You must use appropriate pollution prevention measures to make sure your discharge does not cause pollution.
For discharges of uncontaminated water (such as rainwater) from excavations, you do not currently need an environmental permit if you meet the requirements of the temporary dewatering from excavations to surface water regulatory position statement.
The Environment Agency’s approach to groundwater protection is explained in its groundwater protection position statements.
Exempt water discharge and groundwater activities
You will not need an environmental permit for the following activities if you meet certain conditions. Check if you’re exempted from requiring an environmental permit:
- to discharge domestic sewage if you meet the general binding rules for discharges to a surface water or the general binding rules for discharges to ground
- for discharging substances as part of a groundwater tracer test or remediation scheme
- for cutting vegetation in or near inland freshwaters
Check the guidance for open-loop heat pump systems to find out if you:
- need a standard rules permit or bespoke permit for these systems
- can operate them under an exemption or regulatory position statement
Discharges in sewered areas

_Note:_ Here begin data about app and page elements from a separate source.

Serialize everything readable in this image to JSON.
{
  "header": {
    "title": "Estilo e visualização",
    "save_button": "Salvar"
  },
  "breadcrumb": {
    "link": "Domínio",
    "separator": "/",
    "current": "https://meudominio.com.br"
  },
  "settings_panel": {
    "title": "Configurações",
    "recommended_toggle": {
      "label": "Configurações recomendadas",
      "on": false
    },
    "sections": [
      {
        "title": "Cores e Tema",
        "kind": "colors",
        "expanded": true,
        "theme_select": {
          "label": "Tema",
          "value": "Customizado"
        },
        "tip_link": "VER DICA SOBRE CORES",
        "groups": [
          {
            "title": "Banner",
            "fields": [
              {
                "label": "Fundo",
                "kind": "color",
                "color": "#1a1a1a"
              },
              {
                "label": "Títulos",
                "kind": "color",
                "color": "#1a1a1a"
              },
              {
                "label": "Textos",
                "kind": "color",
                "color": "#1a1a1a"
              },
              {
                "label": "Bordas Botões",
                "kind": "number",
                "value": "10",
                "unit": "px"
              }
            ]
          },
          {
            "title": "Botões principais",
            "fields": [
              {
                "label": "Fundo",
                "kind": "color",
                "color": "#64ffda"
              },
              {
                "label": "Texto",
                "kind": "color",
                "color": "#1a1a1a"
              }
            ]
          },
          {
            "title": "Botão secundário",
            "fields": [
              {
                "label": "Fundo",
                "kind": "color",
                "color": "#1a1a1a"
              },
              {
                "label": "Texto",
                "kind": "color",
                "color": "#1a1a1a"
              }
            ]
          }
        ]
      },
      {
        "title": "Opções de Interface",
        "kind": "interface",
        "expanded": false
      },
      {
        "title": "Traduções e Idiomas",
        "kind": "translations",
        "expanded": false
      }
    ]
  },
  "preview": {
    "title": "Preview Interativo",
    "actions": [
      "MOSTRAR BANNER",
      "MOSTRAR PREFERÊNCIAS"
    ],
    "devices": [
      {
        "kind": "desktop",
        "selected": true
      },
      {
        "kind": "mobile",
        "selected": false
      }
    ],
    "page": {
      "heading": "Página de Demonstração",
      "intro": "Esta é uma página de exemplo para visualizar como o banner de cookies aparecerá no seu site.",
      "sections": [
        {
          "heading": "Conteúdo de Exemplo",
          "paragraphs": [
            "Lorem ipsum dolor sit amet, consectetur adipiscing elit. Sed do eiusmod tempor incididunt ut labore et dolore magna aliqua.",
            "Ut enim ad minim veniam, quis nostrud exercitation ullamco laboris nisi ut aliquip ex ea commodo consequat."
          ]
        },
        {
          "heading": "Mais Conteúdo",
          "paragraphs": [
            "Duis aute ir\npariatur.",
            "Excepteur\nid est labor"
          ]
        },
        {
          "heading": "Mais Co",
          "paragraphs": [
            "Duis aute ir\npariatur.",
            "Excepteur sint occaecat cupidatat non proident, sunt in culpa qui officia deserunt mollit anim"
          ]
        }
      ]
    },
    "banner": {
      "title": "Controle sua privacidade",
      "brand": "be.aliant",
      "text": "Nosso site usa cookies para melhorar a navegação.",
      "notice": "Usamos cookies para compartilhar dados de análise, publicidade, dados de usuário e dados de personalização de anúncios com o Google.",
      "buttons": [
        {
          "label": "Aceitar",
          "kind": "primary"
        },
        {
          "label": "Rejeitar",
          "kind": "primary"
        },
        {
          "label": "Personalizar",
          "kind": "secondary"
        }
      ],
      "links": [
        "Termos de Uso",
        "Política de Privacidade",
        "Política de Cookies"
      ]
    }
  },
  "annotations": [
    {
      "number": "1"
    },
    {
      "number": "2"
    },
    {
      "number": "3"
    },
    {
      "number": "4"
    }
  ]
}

You should discharge your waste water to the public foul sewer whenever it’s reasonable to do so. You do not need an environmental permit to do this.
To find out if there is a public foul sewer near your property, contact your local water company. You may also need to ask your neighbours if their properties are connected to the public foul sewer, as water companies’ maps may not show all their sewers near you.
You must check with your sewerage undertaker (usually your local water company) before you:
- make a new connection to the public sewer
- discharge anything other than domestic sewage
Permits in sewered areas
The Environment Agency will not give you a permit for a private sewage treatment system if it’s reasonable for you to connect to the public sewer.
Their assessment of what is reasonable takes into account:
- the comparative costs of connecting to public sewer and installing a private sewage treatment system
- any physical barriers that would prevent you connecting to the public sewer
- any environmental benefits that would arise from installing a private sewage treatment system such as the reuse of treated effluent
They also consider how close you are to a public foul sewer. It’s likely that they will consider it reasonable for you to connect to a public foul sewer in the following scenarios.
For a single domestic property
If any boundary of the premises that your system serves is within 30 metres of the public foul sewer.
If you’re building a development of more than one property
If the distance from the boundary (of the premises that your system serves) to the nearest public foul sewer is less than the number of houses multiplied by 30 metres.
Example If there are 3 properties then it’s if the distance is less than 90 metres (3 × 30 metres).
In some cases, the Environment Agency may ask you to consider connecting to the public foul sewer if it’s further away.
If some or all of your discharge is from anything other than domestic properties
If there are any public foul sewers within the distance from the boundary of the premises that your system serves, calculated using the following method.
Divide the maximum volume in cubic metres that you want to discharge from those other premises by 0.75 (1 cubic metre is 1000 litres). Multiply the result by 30 metres. This will give you a result in metres.
Example A discharge of 1.2 cubic metres divided by 0.75 gives 1.6, which multiplied by 30 gives a result of 48 metres. So, in this example, it’s if there is a public foul sewer within 48 meters.
If you cannot connect to a public foul sewer
If there is a good reason why you cannot connect to the public foul sewer (for example, if there is a river or a railway line in the way) then you must apply for a permit. You must provide evidence to justify this when you apply – this is explained in the guidance for part B6 of the application form.
The Environment Agency will decide whether to allow you to use a private sewerage system or whether you should connect to the public foul sewer instead.